ENTRIES SUPPLIED:
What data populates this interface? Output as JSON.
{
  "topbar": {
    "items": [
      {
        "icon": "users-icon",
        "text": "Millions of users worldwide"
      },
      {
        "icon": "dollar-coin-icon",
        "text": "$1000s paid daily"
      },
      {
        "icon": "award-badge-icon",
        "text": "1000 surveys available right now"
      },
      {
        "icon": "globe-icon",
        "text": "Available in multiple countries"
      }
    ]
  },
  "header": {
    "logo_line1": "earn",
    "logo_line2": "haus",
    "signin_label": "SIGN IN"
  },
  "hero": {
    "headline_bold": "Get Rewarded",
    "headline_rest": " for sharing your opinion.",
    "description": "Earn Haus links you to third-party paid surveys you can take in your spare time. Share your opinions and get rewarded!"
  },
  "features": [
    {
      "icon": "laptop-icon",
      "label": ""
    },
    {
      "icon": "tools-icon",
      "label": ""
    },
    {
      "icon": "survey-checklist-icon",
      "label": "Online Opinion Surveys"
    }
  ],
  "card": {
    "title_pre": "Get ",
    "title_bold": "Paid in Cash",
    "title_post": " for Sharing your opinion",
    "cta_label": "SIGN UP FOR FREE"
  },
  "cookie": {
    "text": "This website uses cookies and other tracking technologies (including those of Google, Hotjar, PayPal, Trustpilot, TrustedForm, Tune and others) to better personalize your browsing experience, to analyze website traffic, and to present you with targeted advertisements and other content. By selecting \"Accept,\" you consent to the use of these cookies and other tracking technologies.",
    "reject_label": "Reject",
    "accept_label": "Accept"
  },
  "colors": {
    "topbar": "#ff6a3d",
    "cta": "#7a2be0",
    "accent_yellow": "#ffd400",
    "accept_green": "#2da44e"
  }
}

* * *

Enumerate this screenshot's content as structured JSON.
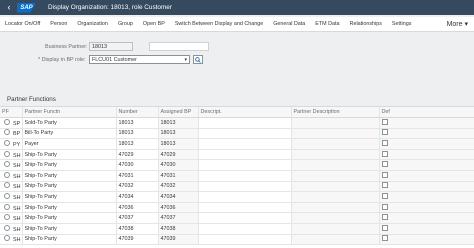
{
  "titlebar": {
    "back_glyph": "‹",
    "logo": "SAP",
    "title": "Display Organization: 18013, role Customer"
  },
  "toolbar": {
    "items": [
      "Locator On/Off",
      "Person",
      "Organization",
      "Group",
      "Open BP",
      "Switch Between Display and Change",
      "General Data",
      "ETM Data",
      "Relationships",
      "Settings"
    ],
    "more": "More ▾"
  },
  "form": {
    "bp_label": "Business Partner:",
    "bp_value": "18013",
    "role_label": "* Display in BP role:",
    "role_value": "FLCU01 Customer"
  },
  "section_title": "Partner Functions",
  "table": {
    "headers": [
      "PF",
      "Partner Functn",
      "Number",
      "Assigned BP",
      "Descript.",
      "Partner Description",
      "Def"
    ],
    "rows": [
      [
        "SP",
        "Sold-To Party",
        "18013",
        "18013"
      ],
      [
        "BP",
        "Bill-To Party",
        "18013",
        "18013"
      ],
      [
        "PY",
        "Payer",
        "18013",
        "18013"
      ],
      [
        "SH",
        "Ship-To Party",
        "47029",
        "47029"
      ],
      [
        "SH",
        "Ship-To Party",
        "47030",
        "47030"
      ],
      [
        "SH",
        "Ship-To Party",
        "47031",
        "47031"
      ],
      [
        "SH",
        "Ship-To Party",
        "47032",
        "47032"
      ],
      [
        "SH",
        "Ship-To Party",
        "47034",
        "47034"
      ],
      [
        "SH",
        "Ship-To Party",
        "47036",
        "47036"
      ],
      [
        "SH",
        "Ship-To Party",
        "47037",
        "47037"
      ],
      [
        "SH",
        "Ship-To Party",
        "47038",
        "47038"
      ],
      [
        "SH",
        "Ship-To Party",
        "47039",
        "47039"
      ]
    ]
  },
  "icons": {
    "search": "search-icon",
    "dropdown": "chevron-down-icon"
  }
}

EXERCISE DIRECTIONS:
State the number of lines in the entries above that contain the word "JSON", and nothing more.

OUTPUT FOR THIS TASK:
2